View along the main road in Bincombe with the church in the background.
Bincombe is located in Dorset
Bincombe shown within Dorset
Population514 [1]
OS grid referenceSY685846
Civil parish
  • Bincombe
Shire county
Sovereign stateUnited Kingdom
Postcode districtDT3
Dialling code01305
FireDorset and Wiltshire
AmbulanceSouth Western
EU ParliamentSouth West England
UK Parliament
List of places
50°39′37″N 2°26′45″W / 50.6603°N 2.4459°W / 50.6603; -2.4459Coordinates: 50°39′37″N 2°26′45″W / 50.6603°N 2.4459°W / 50.6603; -2.4459

Bincombe is a small village, or hamlet,[2] and civil parish in the West Dorset district of Dorset, England, situated 5 miles (8.0 km) north of Weymouth. The local travel links are located 1 mile (1.6 km) from the village to Upwey railway station and 28 miles (45 km) to Bournemouth International Airport. The main road running through the village is Icen Lane. The civil parish, which includes a small part of the settlement of Broadwey to the west, had a population of 514 in the 2011 census.[1]

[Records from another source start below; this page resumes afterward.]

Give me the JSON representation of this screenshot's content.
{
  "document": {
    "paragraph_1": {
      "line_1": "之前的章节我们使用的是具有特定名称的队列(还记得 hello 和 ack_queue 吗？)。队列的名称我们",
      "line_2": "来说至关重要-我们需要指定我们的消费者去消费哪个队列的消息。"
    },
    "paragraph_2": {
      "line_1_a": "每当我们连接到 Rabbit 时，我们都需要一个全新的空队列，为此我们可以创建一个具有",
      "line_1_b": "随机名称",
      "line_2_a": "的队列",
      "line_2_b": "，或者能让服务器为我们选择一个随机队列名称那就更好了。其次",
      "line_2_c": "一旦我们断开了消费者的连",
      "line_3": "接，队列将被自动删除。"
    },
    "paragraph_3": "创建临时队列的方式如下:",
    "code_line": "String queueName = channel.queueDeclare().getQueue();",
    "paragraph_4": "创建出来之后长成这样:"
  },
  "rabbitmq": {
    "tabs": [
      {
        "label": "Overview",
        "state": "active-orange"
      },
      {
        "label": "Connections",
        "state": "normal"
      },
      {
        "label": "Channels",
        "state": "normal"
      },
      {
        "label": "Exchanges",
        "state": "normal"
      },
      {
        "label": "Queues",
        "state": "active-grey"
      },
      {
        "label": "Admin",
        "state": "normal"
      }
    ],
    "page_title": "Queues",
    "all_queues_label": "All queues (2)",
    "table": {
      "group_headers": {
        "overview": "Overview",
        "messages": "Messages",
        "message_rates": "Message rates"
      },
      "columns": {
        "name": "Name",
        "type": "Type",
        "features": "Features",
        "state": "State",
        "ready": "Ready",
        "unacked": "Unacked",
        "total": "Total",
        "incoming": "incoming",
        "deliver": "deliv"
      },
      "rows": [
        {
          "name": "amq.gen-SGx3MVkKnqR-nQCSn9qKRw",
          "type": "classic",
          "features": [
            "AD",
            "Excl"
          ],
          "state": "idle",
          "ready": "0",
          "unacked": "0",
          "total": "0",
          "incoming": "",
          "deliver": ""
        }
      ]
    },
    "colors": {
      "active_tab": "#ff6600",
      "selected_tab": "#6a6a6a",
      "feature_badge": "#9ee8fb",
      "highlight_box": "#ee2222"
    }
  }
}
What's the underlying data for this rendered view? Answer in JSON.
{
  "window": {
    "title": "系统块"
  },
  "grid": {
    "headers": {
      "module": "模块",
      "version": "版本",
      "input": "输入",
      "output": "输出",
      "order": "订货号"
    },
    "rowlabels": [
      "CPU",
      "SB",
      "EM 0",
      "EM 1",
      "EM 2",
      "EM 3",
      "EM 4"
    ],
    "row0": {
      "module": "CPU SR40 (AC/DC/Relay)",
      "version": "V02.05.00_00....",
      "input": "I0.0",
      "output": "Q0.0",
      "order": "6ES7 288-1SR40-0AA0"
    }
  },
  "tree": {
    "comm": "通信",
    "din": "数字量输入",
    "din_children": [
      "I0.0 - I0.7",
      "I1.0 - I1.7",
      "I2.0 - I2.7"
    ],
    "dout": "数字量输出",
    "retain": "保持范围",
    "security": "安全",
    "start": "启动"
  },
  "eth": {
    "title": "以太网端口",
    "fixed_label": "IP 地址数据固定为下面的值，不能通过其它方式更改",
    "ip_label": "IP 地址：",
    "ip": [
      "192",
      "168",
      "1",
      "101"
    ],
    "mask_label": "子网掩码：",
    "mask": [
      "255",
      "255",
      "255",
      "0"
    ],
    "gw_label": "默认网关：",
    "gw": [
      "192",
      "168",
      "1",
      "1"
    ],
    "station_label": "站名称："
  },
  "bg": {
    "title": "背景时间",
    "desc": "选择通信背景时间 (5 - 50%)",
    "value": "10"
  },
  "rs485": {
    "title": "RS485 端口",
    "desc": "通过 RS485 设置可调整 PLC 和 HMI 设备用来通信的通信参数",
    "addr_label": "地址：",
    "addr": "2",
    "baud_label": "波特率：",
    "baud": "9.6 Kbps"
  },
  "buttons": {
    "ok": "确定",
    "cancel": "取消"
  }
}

The village is situated on a limestone ridge three miles (5 km) south of Dorchester. Holy Trinity Church in the village dates from the early 13th century.[2]

Large military camps for the observation of the English Channel were formed on the hills in this parish in the reign of George III, and two deserters, in trying to escape with details of the different camps, were captured in the English Channel, tried by court martial and shot on Bincombe Down.[citation needed] Their remains are buried in the churchyard, where the stone can still be seen.[3] The same incident, differently interpreted, forms the basis of Thomas Hardy's short story, The Melancholy Hussar of the German Legion.[citation needed]

The Master and Fellows of Caius College, Cambridge, are the principal landowners.[citation needed]


  1. ^ a b "Neighbourhood Statistics. Area: Bincombe (Parish). Key Figures for 2011 Census: Key Statistics". Office for National Statistics. Retrieved 7 January 2014.
  2. ^ a b Newman, John; Pevsner, Nikolaus (1972). The Buildings of England: Dorset. Harmondsworth: Penguin Books. pp. 92–93. ISBN 0 14 071044 2.
  3. ^ Kelly’s Directory of Dorset, 1895, p25.

External links[edit]